WORK INSTRUCTION » Write down each entry precisely as given.

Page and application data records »
══════

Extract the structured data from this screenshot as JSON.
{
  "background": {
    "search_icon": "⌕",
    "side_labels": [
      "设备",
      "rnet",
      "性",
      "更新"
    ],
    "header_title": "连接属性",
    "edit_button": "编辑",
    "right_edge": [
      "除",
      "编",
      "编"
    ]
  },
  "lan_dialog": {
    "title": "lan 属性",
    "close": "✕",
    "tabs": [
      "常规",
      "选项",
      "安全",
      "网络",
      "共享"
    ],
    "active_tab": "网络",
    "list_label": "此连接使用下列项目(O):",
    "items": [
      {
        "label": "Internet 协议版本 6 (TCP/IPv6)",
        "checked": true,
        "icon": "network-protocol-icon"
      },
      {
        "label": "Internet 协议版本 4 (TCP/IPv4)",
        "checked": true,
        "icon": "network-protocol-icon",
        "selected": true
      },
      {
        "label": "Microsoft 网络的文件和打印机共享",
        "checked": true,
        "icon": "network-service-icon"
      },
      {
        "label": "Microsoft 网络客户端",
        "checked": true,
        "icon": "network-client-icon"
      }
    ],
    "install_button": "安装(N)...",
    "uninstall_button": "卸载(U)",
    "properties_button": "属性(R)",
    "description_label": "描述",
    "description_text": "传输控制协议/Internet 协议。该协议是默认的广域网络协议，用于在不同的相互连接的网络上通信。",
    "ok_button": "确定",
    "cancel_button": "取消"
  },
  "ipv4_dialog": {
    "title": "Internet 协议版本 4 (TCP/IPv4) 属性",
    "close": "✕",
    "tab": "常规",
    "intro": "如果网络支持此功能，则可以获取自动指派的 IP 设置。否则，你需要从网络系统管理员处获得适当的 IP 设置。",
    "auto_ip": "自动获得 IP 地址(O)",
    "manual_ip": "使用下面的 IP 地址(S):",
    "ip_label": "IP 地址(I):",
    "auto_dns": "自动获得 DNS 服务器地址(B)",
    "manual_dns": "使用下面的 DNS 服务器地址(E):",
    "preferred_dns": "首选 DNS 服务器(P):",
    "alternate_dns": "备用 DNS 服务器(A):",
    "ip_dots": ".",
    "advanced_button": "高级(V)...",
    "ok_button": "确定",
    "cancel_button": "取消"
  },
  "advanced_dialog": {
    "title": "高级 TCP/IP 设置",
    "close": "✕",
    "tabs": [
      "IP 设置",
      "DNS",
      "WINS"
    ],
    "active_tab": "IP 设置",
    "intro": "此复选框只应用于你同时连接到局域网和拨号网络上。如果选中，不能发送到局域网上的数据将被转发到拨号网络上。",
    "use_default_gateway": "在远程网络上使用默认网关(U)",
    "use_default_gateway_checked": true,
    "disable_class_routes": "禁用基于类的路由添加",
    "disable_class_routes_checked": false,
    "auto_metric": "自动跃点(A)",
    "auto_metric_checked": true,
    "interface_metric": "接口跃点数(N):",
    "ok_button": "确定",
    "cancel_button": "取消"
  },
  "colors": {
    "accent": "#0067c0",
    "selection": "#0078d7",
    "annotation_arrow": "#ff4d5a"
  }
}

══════

EXERCISE SOLUTION »
Extract the structured data from this screenshot as JSON.
{
  "background": {
    "search_icon": "⌕",
    "side_labels": [
      "设备",
      "rnet",
      "性",
      "更新"
    ],
    "header_title": "连接属性",
    "edit_button": "编辑",
    "right_edge": [
      "除",
      "编",
      "编"
    ]
  },
  "lan_dialog": {
    "title": "lan 属性",
    "close": "✕",
    "tabs": [
      "常规",
      "选项",
      "安全",
      "网络",
      "共享"
    ],
    "active_tab": "网络",
    "list_label": "此连接使用下列项目(O):",
    "items": [
      {
        "label": "Internet 协议版本 6 (TCP/IPv6)",
        "checked": true,
        "icon": "network-protocol-icon"
      },
      {
        "label": "Internet 协议版本 4 (TCP/IPv4)",
        "checked": true,
        "icon": "network-protocol-icon",
        "selected": true
      },
      {
        "label": "Microsoft 网络的文件和打印机共享",
        "checked": true,
        "icon": "network-service-icon"
      },
      {
        "label": "Microsoft 网络客户端",
        "checked": true,
        "icon": "network-client-icon"
      }
    ],
    "install_button": "安装(N)...",
    "uninstall_button": "卸载(U)",
    "properties_button": "属性(R)",
    "description_label": "描述",
    "description_text": "传输控制协议/Internet 协议。该协议是默认的广域网络协议，用于在不同的相互连接的网络上通信。",
    "ok_button": "确定",
    "cancel_button": "取消"
  },
  "ipv4_dialog": {
    "title": "Internet 协议版本 4 (TCP/IPv4) 属性",
    "close": "✕",
    "tab": "常规",
    "intro": "如果网络支持此功能，则可以获取自动指派的 IP 设置。否则，你需要从网络系统管理员处获得适当的 IP 设置。",
    "auto_ip": "自动获得 IP 地址(O)",
    "manual_ip": "使用下面的 IP 地址(S):",
    "ip_label": "IP 地址(I):",
    "auto_dns": "自动获得 DNS 服务器地址(B)",
    "manual_dns": "使用下面的 DNS 服务器地址(E):",
    "preferred_dns": "首选 DNS 服务器(P):",
    "alternate_dns": "备用 DNS 服务器(A):",
    "ip_dots": ".",
    "advanced_button": "高级(V)...",
    "ok_button": "确定",
    "cancel_button": "取消"
  },
  "advanced_dialog": {
    "title": "高级 TCP/IP 设置",
    "close": "✕",
    "tabs": [
      "IP 设置",
      "DNS",
      "WINS"
    ],
    "active_tab": "IP 设置",
    "intro": "此复选框只应用于你同时连接到局域网和拨号网络上。如果选中，不能发送到局域网上的数据将被转发到拨号网络上。",
    "use_default_gateway": "在远程网络上使用默认网关(U)",
    "use_default_gateway_checked": true,
    "disable_class_routes": "禁用基于类的路由添加",
    "disable_class_routes_checked": false,
    "auto_metric": "自动跃点(A)",
    "auto_metric_checked": true,
    "interface_metric": "接口跃点数(N):",
    "ok_button": "确定",
    "cancel_button": "取消"
  },
  "colors": {
    "accent": "#0067c0",
    "selection": "#0078d7",
    "annotation_arrow": "#ff4d5a"
  }
}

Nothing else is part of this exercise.